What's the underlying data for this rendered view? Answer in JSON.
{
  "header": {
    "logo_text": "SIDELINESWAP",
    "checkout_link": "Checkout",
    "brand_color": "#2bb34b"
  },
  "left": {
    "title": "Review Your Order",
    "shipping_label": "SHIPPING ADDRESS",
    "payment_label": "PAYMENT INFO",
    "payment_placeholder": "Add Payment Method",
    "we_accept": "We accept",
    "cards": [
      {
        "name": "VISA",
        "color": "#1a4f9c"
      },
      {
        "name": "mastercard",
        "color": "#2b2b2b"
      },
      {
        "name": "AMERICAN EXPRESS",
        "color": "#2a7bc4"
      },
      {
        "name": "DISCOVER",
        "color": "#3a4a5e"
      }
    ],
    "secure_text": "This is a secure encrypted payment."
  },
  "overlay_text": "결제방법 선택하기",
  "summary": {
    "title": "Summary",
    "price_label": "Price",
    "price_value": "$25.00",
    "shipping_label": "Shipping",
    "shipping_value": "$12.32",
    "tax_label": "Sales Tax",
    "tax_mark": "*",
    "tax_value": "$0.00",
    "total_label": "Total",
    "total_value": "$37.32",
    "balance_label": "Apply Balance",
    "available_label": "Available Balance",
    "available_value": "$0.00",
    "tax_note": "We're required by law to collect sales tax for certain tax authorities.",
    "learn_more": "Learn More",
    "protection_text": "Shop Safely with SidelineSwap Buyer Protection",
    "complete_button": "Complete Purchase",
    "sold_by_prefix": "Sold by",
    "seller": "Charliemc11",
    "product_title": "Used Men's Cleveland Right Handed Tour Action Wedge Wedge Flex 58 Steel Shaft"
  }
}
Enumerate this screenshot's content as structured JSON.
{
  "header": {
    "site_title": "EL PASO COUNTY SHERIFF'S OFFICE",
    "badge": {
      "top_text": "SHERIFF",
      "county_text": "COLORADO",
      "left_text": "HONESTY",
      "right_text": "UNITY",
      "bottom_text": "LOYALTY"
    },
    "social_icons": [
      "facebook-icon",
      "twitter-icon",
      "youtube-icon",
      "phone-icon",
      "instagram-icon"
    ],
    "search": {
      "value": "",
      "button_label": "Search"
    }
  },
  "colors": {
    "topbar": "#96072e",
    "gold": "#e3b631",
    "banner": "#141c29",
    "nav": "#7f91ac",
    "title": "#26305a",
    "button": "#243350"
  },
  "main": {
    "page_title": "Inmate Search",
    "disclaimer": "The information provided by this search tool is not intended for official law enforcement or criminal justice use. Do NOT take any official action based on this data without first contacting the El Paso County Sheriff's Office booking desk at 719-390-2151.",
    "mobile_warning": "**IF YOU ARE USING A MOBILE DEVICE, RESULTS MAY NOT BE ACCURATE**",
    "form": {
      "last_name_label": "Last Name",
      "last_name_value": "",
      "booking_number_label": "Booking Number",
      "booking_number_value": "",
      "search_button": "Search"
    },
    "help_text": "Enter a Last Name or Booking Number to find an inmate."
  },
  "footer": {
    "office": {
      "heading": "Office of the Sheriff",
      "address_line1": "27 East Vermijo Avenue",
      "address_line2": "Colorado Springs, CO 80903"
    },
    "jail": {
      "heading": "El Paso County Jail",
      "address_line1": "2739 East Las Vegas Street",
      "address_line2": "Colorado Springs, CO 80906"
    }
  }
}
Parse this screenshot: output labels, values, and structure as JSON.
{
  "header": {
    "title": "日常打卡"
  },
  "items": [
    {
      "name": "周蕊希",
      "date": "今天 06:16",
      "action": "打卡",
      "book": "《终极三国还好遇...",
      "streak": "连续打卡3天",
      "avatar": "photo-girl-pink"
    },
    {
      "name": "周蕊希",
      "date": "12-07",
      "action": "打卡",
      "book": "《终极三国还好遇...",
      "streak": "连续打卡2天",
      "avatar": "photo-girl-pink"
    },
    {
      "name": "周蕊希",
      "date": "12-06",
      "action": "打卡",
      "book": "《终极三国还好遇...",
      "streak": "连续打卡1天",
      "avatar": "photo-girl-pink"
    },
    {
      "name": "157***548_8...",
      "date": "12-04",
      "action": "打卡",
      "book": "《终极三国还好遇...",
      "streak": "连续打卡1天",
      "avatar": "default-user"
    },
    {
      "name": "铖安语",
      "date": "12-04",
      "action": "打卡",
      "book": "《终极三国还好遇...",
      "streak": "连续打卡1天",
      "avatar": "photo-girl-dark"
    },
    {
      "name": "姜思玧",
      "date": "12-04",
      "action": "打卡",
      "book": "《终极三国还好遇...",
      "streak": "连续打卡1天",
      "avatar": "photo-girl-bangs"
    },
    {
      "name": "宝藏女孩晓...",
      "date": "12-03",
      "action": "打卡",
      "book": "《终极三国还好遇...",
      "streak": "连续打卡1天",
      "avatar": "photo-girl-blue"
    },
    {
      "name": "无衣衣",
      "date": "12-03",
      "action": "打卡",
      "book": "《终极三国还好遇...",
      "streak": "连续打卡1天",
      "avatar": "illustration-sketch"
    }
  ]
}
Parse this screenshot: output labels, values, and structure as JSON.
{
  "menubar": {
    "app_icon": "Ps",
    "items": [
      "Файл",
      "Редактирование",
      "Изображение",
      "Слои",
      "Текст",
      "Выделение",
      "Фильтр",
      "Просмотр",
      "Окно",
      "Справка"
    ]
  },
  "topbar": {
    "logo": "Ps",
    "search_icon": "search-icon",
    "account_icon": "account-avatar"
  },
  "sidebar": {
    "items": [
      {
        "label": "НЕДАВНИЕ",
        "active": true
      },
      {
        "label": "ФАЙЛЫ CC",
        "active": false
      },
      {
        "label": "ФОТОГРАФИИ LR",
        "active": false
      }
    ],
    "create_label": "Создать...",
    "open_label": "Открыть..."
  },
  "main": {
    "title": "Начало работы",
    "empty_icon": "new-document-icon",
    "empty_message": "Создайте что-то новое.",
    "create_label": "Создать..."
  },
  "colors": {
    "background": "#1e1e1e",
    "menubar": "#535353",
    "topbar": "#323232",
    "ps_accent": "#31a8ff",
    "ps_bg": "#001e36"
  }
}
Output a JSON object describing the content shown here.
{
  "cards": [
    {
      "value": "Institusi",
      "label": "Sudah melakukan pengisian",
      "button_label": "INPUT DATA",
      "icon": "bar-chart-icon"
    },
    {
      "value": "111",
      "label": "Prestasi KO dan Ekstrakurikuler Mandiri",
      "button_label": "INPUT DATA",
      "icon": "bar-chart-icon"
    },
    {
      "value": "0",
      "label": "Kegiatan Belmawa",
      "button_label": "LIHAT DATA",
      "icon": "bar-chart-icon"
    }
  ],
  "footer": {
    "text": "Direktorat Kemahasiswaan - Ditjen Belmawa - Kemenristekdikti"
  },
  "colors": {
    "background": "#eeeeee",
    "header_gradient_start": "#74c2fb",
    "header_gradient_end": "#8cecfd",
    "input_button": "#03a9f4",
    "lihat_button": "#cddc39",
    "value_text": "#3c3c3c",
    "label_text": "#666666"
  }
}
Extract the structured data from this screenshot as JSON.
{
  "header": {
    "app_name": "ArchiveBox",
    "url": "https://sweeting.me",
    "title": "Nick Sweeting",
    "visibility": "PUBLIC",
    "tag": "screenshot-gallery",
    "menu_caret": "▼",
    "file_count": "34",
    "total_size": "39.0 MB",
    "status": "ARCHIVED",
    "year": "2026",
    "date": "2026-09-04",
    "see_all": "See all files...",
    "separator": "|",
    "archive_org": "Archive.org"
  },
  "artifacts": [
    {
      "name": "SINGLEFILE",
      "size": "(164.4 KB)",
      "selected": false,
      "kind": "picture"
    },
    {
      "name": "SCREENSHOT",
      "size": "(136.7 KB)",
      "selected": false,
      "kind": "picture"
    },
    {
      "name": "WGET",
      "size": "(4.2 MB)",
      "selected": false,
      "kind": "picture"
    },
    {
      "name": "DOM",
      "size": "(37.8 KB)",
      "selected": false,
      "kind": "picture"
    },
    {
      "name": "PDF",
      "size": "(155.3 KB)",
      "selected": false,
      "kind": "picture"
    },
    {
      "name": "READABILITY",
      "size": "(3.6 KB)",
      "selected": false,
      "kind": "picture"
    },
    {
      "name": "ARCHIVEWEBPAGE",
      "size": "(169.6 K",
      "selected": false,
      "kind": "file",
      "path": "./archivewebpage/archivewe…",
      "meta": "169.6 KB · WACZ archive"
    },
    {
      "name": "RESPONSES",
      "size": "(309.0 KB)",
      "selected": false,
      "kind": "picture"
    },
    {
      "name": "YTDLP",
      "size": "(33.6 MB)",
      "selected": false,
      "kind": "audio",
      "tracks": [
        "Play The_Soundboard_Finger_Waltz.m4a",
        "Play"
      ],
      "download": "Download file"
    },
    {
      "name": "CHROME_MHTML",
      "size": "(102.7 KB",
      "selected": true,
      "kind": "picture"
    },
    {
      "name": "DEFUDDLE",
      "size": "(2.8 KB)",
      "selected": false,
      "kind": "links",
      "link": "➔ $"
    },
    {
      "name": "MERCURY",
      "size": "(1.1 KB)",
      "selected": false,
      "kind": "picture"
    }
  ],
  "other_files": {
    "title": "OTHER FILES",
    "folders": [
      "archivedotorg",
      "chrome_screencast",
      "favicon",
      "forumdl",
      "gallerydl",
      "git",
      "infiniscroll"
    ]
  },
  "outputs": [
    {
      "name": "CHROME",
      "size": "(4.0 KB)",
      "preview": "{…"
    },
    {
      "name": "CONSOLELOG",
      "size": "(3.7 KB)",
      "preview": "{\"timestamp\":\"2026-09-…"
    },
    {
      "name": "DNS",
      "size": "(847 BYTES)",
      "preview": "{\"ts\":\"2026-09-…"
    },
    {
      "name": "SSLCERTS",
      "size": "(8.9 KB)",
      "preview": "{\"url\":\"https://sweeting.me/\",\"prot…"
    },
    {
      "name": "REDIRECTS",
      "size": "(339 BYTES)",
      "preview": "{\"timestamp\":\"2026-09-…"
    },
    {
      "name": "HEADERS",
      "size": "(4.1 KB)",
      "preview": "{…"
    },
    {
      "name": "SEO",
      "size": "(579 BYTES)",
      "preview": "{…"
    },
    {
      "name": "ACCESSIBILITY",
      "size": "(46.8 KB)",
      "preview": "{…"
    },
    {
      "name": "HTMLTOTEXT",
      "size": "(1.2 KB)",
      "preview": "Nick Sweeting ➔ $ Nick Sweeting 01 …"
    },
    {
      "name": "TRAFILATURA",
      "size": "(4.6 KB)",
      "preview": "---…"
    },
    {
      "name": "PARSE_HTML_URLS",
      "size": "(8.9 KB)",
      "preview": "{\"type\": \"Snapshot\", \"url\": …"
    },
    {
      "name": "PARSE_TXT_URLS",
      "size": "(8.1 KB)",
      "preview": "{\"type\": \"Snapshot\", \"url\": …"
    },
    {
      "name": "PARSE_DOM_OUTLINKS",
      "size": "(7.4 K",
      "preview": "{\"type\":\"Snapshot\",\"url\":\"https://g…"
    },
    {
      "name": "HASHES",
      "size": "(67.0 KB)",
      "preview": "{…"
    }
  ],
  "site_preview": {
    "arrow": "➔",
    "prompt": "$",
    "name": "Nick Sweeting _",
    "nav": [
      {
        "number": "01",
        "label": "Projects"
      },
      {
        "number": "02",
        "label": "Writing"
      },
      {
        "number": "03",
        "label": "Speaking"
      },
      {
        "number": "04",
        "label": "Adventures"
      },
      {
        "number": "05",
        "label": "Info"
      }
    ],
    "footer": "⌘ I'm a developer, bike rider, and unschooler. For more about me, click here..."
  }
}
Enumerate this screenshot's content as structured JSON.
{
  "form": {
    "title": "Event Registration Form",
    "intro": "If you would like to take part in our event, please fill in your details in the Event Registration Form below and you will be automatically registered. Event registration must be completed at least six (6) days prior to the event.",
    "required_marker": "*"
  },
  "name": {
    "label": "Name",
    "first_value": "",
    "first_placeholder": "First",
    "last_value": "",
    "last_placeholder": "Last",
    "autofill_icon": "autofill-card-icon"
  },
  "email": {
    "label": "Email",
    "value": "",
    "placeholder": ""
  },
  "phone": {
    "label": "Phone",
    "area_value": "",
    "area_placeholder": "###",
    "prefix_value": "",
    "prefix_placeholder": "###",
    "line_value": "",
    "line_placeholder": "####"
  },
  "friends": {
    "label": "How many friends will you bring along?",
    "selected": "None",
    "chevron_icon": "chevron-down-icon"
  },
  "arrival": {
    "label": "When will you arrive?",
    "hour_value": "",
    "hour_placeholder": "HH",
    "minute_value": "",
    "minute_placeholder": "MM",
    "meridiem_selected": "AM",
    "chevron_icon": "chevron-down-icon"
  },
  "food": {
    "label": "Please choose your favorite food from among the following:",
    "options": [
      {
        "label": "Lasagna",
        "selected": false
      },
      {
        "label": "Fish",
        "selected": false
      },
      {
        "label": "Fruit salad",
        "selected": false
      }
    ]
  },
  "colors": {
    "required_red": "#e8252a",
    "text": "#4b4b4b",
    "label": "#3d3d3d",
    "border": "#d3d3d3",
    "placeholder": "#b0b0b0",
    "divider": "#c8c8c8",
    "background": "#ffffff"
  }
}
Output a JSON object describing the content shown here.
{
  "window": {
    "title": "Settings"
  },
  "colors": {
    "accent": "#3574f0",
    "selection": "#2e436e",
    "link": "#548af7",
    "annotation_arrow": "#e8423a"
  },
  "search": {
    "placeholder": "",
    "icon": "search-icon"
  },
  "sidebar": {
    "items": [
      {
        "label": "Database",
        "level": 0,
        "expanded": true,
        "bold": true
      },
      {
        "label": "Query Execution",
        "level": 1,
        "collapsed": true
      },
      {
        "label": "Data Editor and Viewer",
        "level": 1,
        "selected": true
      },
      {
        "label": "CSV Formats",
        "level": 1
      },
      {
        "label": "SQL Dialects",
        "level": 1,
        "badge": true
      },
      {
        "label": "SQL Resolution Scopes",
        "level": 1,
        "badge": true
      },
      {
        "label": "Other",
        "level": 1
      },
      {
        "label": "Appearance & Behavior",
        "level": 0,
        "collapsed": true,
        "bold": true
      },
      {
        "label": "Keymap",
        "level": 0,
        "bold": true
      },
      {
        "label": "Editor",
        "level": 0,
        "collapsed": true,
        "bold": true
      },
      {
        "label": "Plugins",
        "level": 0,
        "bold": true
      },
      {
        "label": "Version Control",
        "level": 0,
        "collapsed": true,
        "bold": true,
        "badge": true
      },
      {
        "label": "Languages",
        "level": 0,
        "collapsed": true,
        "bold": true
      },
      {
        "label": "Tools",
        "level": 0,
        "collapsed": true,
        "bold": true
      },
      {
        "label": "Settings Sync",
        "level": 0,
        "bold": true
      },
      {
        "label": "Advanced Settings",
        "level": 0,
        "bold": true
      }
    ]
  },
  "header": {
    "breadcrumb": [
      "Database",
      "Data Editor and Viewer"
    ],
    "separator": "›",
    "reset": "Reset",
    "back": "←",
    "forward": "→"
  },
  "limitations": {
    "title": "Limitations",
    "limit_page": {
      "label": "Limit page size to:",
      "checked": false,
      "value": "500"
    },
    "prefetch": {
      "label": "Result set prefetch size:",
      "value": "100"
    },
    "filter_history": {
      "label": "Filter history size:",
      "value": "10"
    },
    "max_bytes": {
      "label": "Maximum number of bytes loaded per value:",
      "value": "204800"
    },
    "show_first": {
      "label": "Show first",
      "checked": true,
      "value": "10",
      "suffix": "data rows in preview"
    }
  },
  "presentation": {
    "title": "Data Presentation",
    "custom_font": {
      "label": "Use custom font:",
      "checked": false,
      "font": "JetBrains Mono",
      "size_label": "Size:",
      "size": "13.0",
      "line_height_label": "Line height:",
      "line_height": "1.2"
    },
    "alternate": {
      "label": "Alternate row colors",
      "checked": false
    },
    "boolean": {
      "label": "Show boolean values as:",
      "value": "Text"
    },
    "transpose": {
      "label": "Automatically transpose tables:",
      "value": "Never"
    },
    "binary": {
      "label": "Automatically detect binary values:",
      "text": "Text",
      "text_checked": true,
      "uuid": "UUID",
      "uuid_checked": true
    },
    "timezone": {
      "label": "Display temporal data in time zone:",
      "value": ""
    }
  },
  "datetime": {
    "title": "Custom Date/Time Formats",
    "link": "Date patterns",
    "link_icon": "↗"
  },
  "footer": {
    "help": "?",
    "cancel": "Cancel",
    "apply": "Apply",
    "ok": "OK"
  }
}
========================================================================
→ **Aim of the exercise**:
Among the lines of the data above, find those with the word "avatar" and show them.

→ **Answer box**:
      "avatar": "photo-girl-pink"
      "avatar": "photo-girl-pink"
      "avatar": "photo-girl-pink"
      "avatar": "default-user"
      "avatar": "photo-girl-dark"
      "avatar": "photo-girl-bangs"
      "avatar": "photo-girl-blue"
      "avatar": "illustration-sketch"
    "account_icon": "account-avatar"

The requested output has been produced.